In the fifteen-part series SMALL GIFT. TO GIVE. GIVING. GIVEN. GIFT, IF THERE IS ANY … (J.D.) (2006/2013) Thomas Locher combines generally accessible media images featuring motifs of giving and handing over, gestures of lending a helping hand, etc. with annotated passages from Jacques Derrida’s Donner le temps 1. La fausse monnaie (Given Time I: Counterfeit Money), which questions to what extent it is really possible to “give.” Under what conditions is a gift so true that it does not come with expectations of any kind, thus constituting a break with economic relations based on exchange?

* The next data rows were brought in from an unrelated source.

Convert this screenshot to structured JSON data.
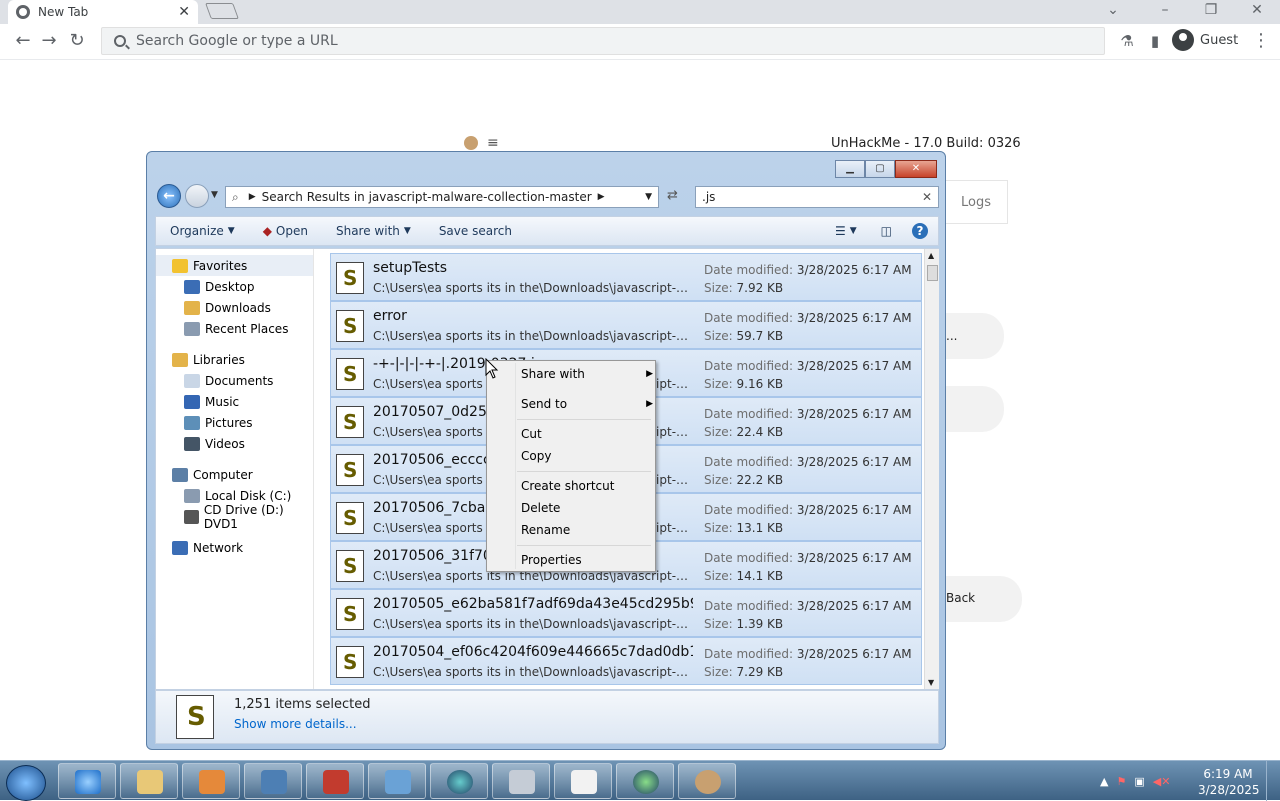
{
  "browser": {
    "tab_title": "New Tab",
    "omnibox_placeholder": "Search Google or type a URL",
    "profile_label": "Guest"
  },
  "unhackme": {
    "title": "UnHackMe - 17.0 Build: 0326",
    "logs_tab": "Logs",
    "pill1_text": "...",
    "back_label": "Back"
  },
  "explorer": {
    "address": "Search Results in javascript-malware-collection-master",
    "search_value": ".js",
    "commands": {
      "organize": "Organize",
      "open": "Open",
      "share_with": "Share with",
      "save_search": "Save search"
    },
    "nav": [
      {
        "label": "Favorites",
        "group": true,
        "color": "#f2c230"
      },
      {
        "label": "Desktop",
        "group": false,
        "color": "#3b6db5"
      },
      {
        "label": "Downloads",
        "group": false,
        "color": "#e3b34a"
      },
      {
        "label": "Recent Places",
        "group": false,
        "color": "#8a9bb0"
      },
      {
        "label": "Libraries",
        "group": true,
        "color": "#e3b34a"
      },
      {
        "label": "Documents",
        "group": false,
        "color": "#c9d6e6"
      },
      {
        "label": "Music",
        "group": false,
        "color": "#3466b3"
      },
      {
        "label": "Pictures",
        "group": false,
        "color": "#5d8fb8"
      },
      {
        "label": "Videos",
        "group": false,
        "color": "#445566"
      },
      {
        "label": "Computer",
        "group": true,
        "color": "#5c7fa6"
      },
      {
        "label": "Local Disk (C:)",
        "group": false,
        "color": "#8a9bb0"
      },
      {
        "label": "CD Drive (D:) DVD1",
        "group": false,
        "color": "#555"
      },
      {
        "label": "Network",
        "group": true,
        "color": "#3b6db5"
      }
    ],
    "date_label": "Date modified:",
    "size_label": "Size:",
    "files": [
      {
        "name": "setupTests",
        "path": "C:\\Users\\ea sports its in the\\Downloads\\javascript-malwar...",
        "date": "3/28/2025 6:17 AM",
        "size": "7.92 KB"
      },
      {
        "name": "error",
        "path": "C:\\Users\\ea sports its in the\\Downloads\\javascript-malwar...",
        "date": "3/28/2025 6:17 AM",
        "size": "59.7 KB"
      },
      {
        "name": "-+-|-|-|-+-|.2019-0327.js",
        "path": "C:\\Users\\ea sports its in the\\Downloads\\javascript-malwar...",
        "date": "3/28/2025 6:17 AM",
        "size": "9.16 KB"
      },
      {
        "name": "20170507_0d2589                    508...",
        "path": "C:\\Users\\ea sports its in the\\Downloads\\javascript-malwar...",
        "date": "3/28/2025 6:17 AM",
        "size": "22.4 KB"
      },
      {
        "name": "20170506_ecccca                    5103",
        "path": "C:\\Users\\ea sports its in the\\Downloads\\javascript-malwar...",
        "date": "3/28/2025 6:17 AM",
        "size": "22.2 KB"
      },
      {
        "name": "20170506_7cba0a                    58c...",
        "path": "C:\\Users\\ea sports its in the\\Downloads\\javascript-malwar...",
        "date": "3/28/2025 6:17 AM",
        "size": "13.1 KB"
      },
      {
        "name": "20170506_31f706                    2e8...",
        "path": "C:\\Users\\ea sports its in the\\Downloads\\javascript-malwar...",
        "date": "3/28/2025 6:17 AM",
        "size": "14.1 KB"
      },
      {
        "name": "20170505_e62ba581f7adf69da43e45cd295b9c...",
        "path": "C:\\Users\\ea sports its in the\\Downloads\\javascript-malwar...",
        "date": "3/28/2025 6:17 AM",
        "size": "1.39 KB"
      },
      {
        "name": "20170504_ef06c4204f609e446665c7dad0db15...",
        "path": "C:\\Users\\ea sports its in the\\Downloads\\javascript-malwar...",
        "date": "3/28/2025 6:17 AM",
        "size": "7.29 KB"
      }
    ],
    "selection_count": "1,251 items selected",
    "show_more": "Show more details..."
  },
  "context_menu": {
    "share_with": "Share with",
    "send_to": "Send to",
    "cut": "Cut",
    "copy": "Copy",
    "create_shortcut": "Create shortcut",
    "delete": "Delete",
    "rename": "Rename",
    "properties": "Properties"
  },
  "taskbar": {
    "time": "6:19 AM",
    "date": "3/28/2025"
  }
}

Beginning with these reflections, Locher uses the contradictory phenomenon of the gift and the gestures associated with it to highlight the formal and informal forces that bind our society together.
In another group of works Locher links reproductions of Giotto’s frescos Kiss of Judas and The Washing of Feet (Scrovegni Chapel Padua, 1304/06)—presented in the form of punched-out stacks of the letters W-G-W (Ware-Geld-Ware or “goods-money-goods”) and G-W-G (Geld-Ware-Geld or “money-goods-money”)—with Marxist analysis of the circulation of goods and the question of the rules governing the transformation of goods and money into capital. The montage, the characteristic form Locher employs in his works, is based on the principle of juxtaposing contradictory meanings within a single image to create an open dialogue. In her catalogue text, Ana T. Pinto relates this strategy to the work of Walter Benjamin, who classifies photo-montages as dialectic images:
“The dialectical image entails a political rather than a psychological representation of time—a displacement of temporality which could be described as the opposite of nostalgia for it implies that the image of the past can only be realized in the unstable juncture to the present (…) Rather than being defined in opposition to language, dialectical images emerge, thus, from the medium of language. In Locher’s practice, the dialectical image is often, quite literally, composed of text, which can appear either in acrylic plates or printed over furniture items.” (Ana T. Pinto)
For Homo Oeconomicus Locher hangs all the works in a row contrary to the common direction of reading on just the right side of the gallery rooms. On two flat-screen monitors in the final room he presents two digital text works HOMO OECONOMICUS, CREDIT / Opening Credits (Animation 2013) and HOMO OECONOMICUS, THE ECONOMIC SUBJECT / Closing Credits (Animation 2013), which offer a reference system of definitions and questions that can also be applied to the other works in the exhibition. Playing on the different meanings of the English word “credit,” Locher applies the construct of cinematic opening and closing “credits” and the way they link textual and visual aspects. On the screen he shows various ambiguous and contradictory definitions surrounding the phenomenon of credit, with its future-oriented logic of expectation, payment deadlines, deferment and interest, as well as its characterizing the “economic subject”.
Locher’s constructions of image and text seek to relativize generally accepted principles and norms in order to embark on a critical exploration of the political implications inherent in the structure of language and show their impact on communities and human behavior. In her catalogue contribution Sabeth Buchmann describes how Locher “has developed various forms for his work along the lines where (conceptual) art, semiotics, deconstruction and (post-) structuralism meet,” thus making a key contribution to the further development of the information paradigm of conceptual art:
“… in contrast to conceptual art forms, Locher’s montages do not seem to be at all purged of referential meaning, nor do they solve the problem of meaning through sheer referentiality. Rather, they form the “literal” intersection between aesthetic and semantic information, and consequently of reciprocal transfers between iconic and grammatical rules from which themes such as exchange and the credit system, legislation, human rights, jurisdiction, etc. structurally take shape, so to speak.” (Sabeth Buchmann)
Invited by the board of the Secession
Curated by Annette Südbeck